Weathering Extreme Heat in Ahmedabad, India: Protecting Residents from Increasing Temperatures
Co-authored with Dr. Gulrez Shah Azhar (Indian Institute of Public Health, Gandhinagar)
Last month, as a part of our climate adaptation work in Ahmedabad, we had the opportunity to visit Ahmedabad’s Meteorological Centre (Met Department) along with our colleagues at NRDC's India initiative, the Indian Institute of Public Health (IIPH), and Mount Sinai School of Medicine. The Met Department plays an important role in the innovative heat health adaptation efforts led by the Ahmedabad Municipal Corporation (AMC) and supported by NRDC and IIPH. A vulnerability assessment is currently being conducted to inform the creation of an early warning system that aims to protect local residents during dangerous weather events. As the first local agency to know when a heat wave is developing, it is vital that the Met Department collaborate with the AMC to improve the city’s internal communication in preparation of extreme weather events and to site additional weather gauges throughout the city.
Located next to the airport on the outskirts of the city, the Met Department currently has the sole weather gauge in this growing district of 7.2 million people. As we toured the Met Department’s impressive headquarters with its director, Dr. Kamaljit Ray, the difference in temperature from the city center was palpable. During a hot week in March (even by Ahmedabad’s standards), with temperatures exceeding 97°F (36°C), we actually felt cool breezes while standing next to the weather gauge – which is located in the middle of an open, grassy field, far removed from the city’s dense, concrete core.
Dr. Ray explained that the city’s only weather gauge is intentionally sited in ideal conditions to provide the most accurate temperature reading possible. By removing the contributing causes of urban heat island effect, however, this location cannot account for the increased temperatures experienced throughout more built-up areas of the city.
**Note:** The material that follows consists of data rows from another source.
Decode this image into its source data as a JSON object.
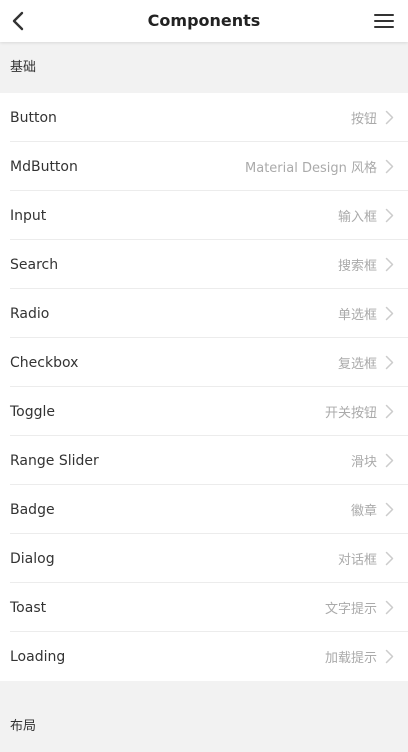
{
  "navbar": {
    "title": "Components",
    "back_icon": "chevron-left-icon",
    "menu_icon": "hamburger-menu-icon"
  },
  "sections": [
    {
      "header": "基础",
      "items": [
        {
          "title": "Button",
          "desc": "按钮"
        },
        {
          "title": "MdButton",
          "desc": "Material Design 风格"
        },
        {
          "title": "Input",
          "desc": "输入框"
        },
        {
          "title": "Search",
          "desc": "搜索框"
        },
        {
          "title": "Radio",
          "desc": "单选框"
        },
        {
          "title": "Checkbox",
          "desc": "复选框"
        },
        {
          "title": "Toggle",
          "desc": "开关按钮"
        },
        {
          "title": "Range Slider",
          "desc": "滑块"
        },
        {
          "title": "Badge",
          "desc": "徽章"
        },
        {
          "title": "Dialog",
          "desc": "对话框"
        },
        {
          "title": "Toast",
          "desc": "文字提示"
        },
        {
          "title": "Loading",
          "desc": "加载提示"
        }
      ]
    },
    {
      "header": "布局",
      "items": []
    }
  ],
  "colors": {
    "background": "#f2f2f2",
    "list_background": "#ffffff",
    "title_text": "#333333",
    "desc_text": "#aaaaaa",
    "chevron": "#cccccc"
  }
}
The urban core of Ahmedabad can be much warmer than the temperature gauge’s measurement due to heat trapping-materials like concrete and black tar roofs, and heat-creating activity like construction and car traffic, making air and surface temperatures much higher than in surrounding areas. The relative lack of parks and green space in Ahmedabad exacerbates the urban heat island effect as well.
NRDC colleague Dr. Radhika Khosla highlighted the causes and consequences of urban heat island effect and how to combat it during our heat health workshop with local health care professionals that same week in Ahmedabad, and in a subsequent blog post.
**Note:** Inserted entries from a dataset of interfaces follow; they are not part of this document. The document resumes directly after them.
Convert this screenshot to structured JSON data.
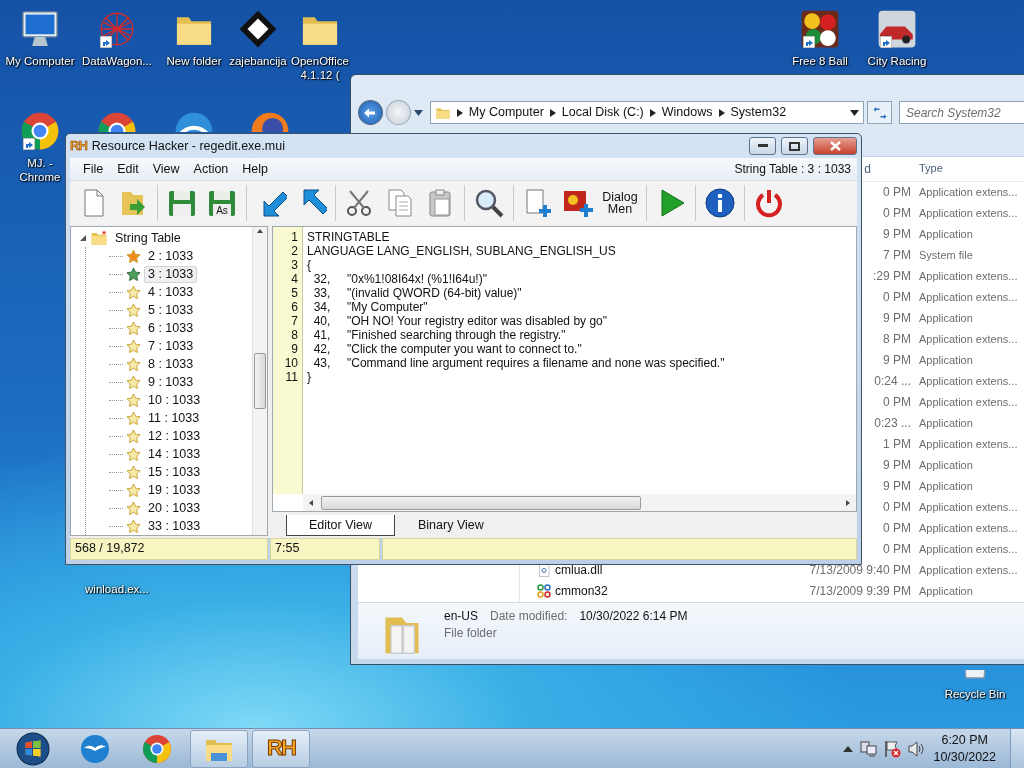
{
  "desktop_icons": [
    {
      "label": "My Computer",
      "kind": "computer",
      "shortcut": false
    },
    {
      "label": "DataWagon...",
      "kind": "web",
      "shortcut": true
    },
    {
      "label": "New folder",
      "kind": "folder",
      "shortcut": false
    },
    {
      "label": "zajebancija",
      "kind": "diamond",
      "shortcut": false
    },
    {
      "label": "OpenOffice 4.1.12 (",
      "kind": "folder",
      "shortcut": false
    },
    {
      "label": "Free 8 Ball",
      "kind": "game",
      "shortcut": true
    },
    {
      "label": "City Racing",
      "kind": "car",
      "shortcut": true
    },
    {
      "label": "MJ. - Chrome",
      "kind": "chrome",
      "shortcut": true
    },
    {
      "kind": "chrome"
    },
    {
      "kind": "globe"
    },
    {
      "kind": "fox"
    },
    {
      "label": "winload.ex...",
      "kind": "none"
    },
    {
      "label": "Recycle Bin",
      "kind": "bin"
    }
  ],
  "explorer": {
    "breadcrumb": [
      "My Computer",
      "Local Disk (C:)",
      "Windows",
      "System32"
    ],
    "search": {
      "placeholder": "Search System32"
    },
    "columns": [
      "d",
      "Type"
    ],
    "rows": [
      {
        "date": "0 PM",
        "type": "Application extens..."
      },
      {
        "date": "0 PM",
        "type": "Application extens..."
      },
      {
        "date": "9 PM",
        "type": "Application"
      },
      {
        "date": "7 PM",
        "type": "System file"
      },
      {
        "date": ":29 PM",
        "type": "Application extens..."
      },
      {
        "date": "0 PM",
        "type": "Application extens..."
      },
      {
        "date": "9 PM",
        "type": "Application"
      },
      {
        "date": "8 PM",
        "type": "Application extens..."
      },
      {
        "date": "9 PM",
        "type": "Application"
      },
      {
        "date": "0:24 ...",
        "type": "Application extens..."
      },
      {
        "date": "0 PM",
        "type": "Application extens..."
      },
      {
        "date": "0:23 ...",
        "type": "Application"
      },
      {
        "date": "1 PM",
        "type": "Application extens..."
      },
      {
        "date": "9 PM",
        "type": "Application"
      },
      {
        "date": "9 PM",
        "type": "Application"
      },
      {
        "date": "0 PM",
        "type": "Application extens..."
      },
      {
        "date": "0 PM",
        "type": "Application extens..."
      },
      {
        "date": "0 PM",
        "type": "Application extens..."
      },
      {
        "name": "cmlua.dll",
        "kind": "dll",
        "date": "7/13/2009 9:40 PM",
        "type": "Application extens..."
      },
      {
        "name": "cmmon32",
        "kind": "exe",
        "date": "7/13/2009 9:39 PM",
        "type": "Application"
      }
    ],
    "details": {
      "name": "en-US",
      "date_label": "Date modified:",
      "date": "10/30/2022 6:14 PM",
      "type": "File folder"
    }
  },
  "resource_hacker": {
    "icon_text": "RH",
    "title": "Resource Hacker - regedit.exe.mui",
    "menu": [
      "File",
      "Edit",
      "View",
      "Action",
      "Help"
    ],
    "location": "String Table : 3 : 1033",
    "toolbar": [
      {
        "kind": "new"
      },
      {
        "kind": "open"
      },
      {
        "kind": "sep"
      },
      {
        "kind": "save"
      },
      {
        "kind": "save-as",
        "label": "As"
      },
      {
        "kind": "sep"
      },
      {
        "kind": "arrow-down"
      },
      {
        "kind": "arrow-up"
      },
      {
        "kind": "sep"
      },
      {
        "kind": "cut"
      },
      {
        "kind": "copy"
      },
      {
        "kind": "paste"
      },
      {
        "kind": "sep"
      },
      {
        "kind": "find"
      },
      {
        "kind": "sep"
      },
      {
        "kind": "add"
      },
      {
        "kind": "image"
      },
      {
        "kind": "dialog",
        "label": "Dialog",
        "label2": "Men"
      },
      {
        "kind": "sep"
      },
      {
        "kind": "run"
      },
      {
        "kind": "sep"
      },
      {
        "kind": "info"
      },
      {
        "kind": "sep"
      },
      {
        "kind": "power"
      }
    ],
    "tree": {
      "label": "String Table",
      "expanded": true,
      "children": [
        {
          "label": "2 : 1033",
          "color": "#f28a1e",
          "selected": false
        },
        {
          "label": "3 : 1033",
          "color": "#4c9f5a",
          "selected": true
        },
        {
          "label": "4 : 1033",
          "color": "#f7e9a8",
          "selected": false
        },
        {
          "label": "5 : 1033",
          "color": "#f7e9a8",
          "selected": false
        },
        {
          "label": "6 : 1033",
          "color": "#f7e9a8",
          "selected": false
        },
        {
          "label": "7 : 1033",
          "color": "#f7e9a8",
          "selected": false
        },
        {
          "label": "8 : 1033",
          "color": "#f7e9a8",
          "selected": false
        },
        {
          "label": "9 : 1033",
          "color": "#f7e9a8",
          "selected": false
        },
        {
          "label": "10 : 1033",
          "color": "#f7e9a8",
          "selected": false
        },
        {
          "label": "11 : 1033",
          "color": "#f7e9a8",
          "selected": false
        },
        {
          "label": "12 : 1033",
          "color": "#f7e9a8",
          "selected": false
        },
        {
          "label": "14 : 1033",
          "color": "#f7e9a8",
          "selected": false
        },
        {
          "label": "15 : 1033",
          "color": "#f7e9a8",
          "selected": false
        },
        {
          "label": "19 : 1033",
          "color": "#f7e9a8",
          "selected": false
        },
        {
          "label": "20 : 1033",
          "color": "#f7e9a8",
          "selected": false
        },
        {
          "label": "33 : 1033",
          "color": "#f7e9a8",
          "selected": false
        }
      ]
    },
    "editor": {
      "lines": [
        {
          "number": "1",
          "text": "STRINGTABLE"
        },
        {
          "number": "2",
          "text": "LANGUAGE LANG_ENGLISH, SUBLANG_ENGLISH_US"
        },
        {
          "number": "3",
          "text": "{"
        },
        {
          "number": "4",
          "text": "  32,     \"0x%1!08I64x! (%1!I64u!)\""
        },
        {
          "number": "5",
          "text": "  33,     \"(invalid QWORD (64-bit) value)\""
        },
        {
          "number": "6",
          "text": "  34,     \"My Computer\""
        },
        {
          "number": "7",
          "text": "  40,     \"OH NO! Your registry editor was disabled by go\""
        },
        {
          "number": "8",
          "text": "  41,     \"Finished searching through the registry.\""
        },
        {
          "number": "9",
          "text": "  42,     \"Click the computer you want to connect to.\""
        },
        {
          "number": "10",
          "text": "  43,     \"Command line argument requires a filename and none was specified.\""
        },
        {
          "number": "11",
          "text": "}"
        }
      ]
    },
    "tabs": [
      {
        "label": "Editor View",
        "selected": true
      },
      {
        "label": "Binary View",
        "selected": false
      }
    ],
    "status": [
      "568 / 19,872",
      "7:55"
    ]
  },
  "taskbar": {
    "items": [
      {
        "kind": "start",
        "running": false
      },
      {
        "kind": "openoffice",
        "running": false
      },
      {
        "kind": "chrome",
        "running": false
      },
      {
        "kind": "explorer",
        "running": true
      },
      {
        "kind": "rh",
        "running": true,
        "label": "RH"
      }
    ],
    "clock": {
      "time": "6:20 PM",
      "date": "10/30/2022"
    }
  }
}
In order to provide the actual temperature in different neighborhoods of this expanding city, the AMC is planning to install six new weather gauges throughout Ahmedabad. The AMC and Met Department are currently determining the best sites for these additional temperature gauges. NRDC and IIPH are supporting these efforts to move forward with installation, which is an important part of the city’s development of an effective heat health early warning system.
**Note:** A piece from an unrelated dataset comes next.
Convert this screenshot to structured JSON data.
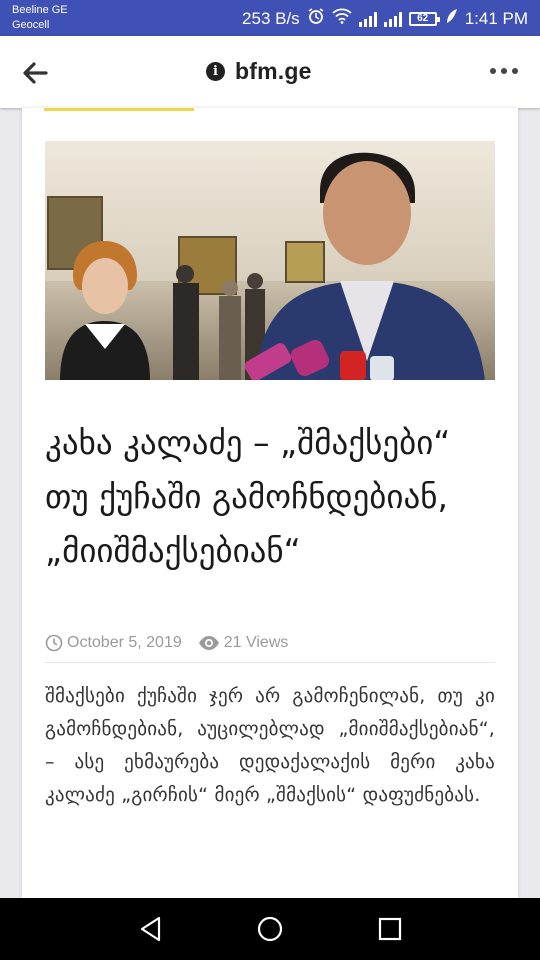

Another vital part of Ahmedabad’s efforts to build local resilience to extreme heat is improving internal communication channels between municipal agencies when heat waves and other extreme weather events are forecasted. During the heat health workshop, Dr. Ray described the Met Department’s current process to inform the municipal government of extremely hot temperatures or forecasted heat waves – through a bulletin that the AMC pays a subscription for. Many health care providers attending the workshop said that they do not currently subscribe and receive this bulletin. In the U.S., it's easy to take for granted how widely available the daily temperature is – it's posted outside most banks.
As our newly released report “Climate Change and Health Preparedness in India: Protecting Local Communities in Ahmedabad, Gujarat from Extreme Heat” recommends, a systematic method for the Met Department to communicate such dangerous conditions directly to the AMC and to local hospitals should be implemented. Widespread communication of the daily high temperature and impending heat waves (such as through an email blast or group text message) would efficiently notify local decision-makers and health care providers. The government can then warn the local population ahead of extreme heat conditions through communication channels such as newspapers, TV, or radio and offer tips for keeping cool, while hospitals can prepare for heat-related illnesses and emergencies.
IIPH and NRDC are working to streamline this communication process between the Met Department, AMC, and local hospitals as an integral part of an early warning system, in addition to siting additional weather gauges throughout the city. Disaster readiness efforts like this program are highlighted as a “critical issue” requiring priority attention during the upcoming Rio+20 United Nations Conference on Sustainable Development. Identifying real action on the local level to reduce vulnerability to the effects of climate change is a necessary step in developing more “disaster-resilient societies.” This climate adaptation project in Ahmedabad is a great example of immediate local action steps to prepare for rising temperatures caused by climate change, saving lives during future heat waves.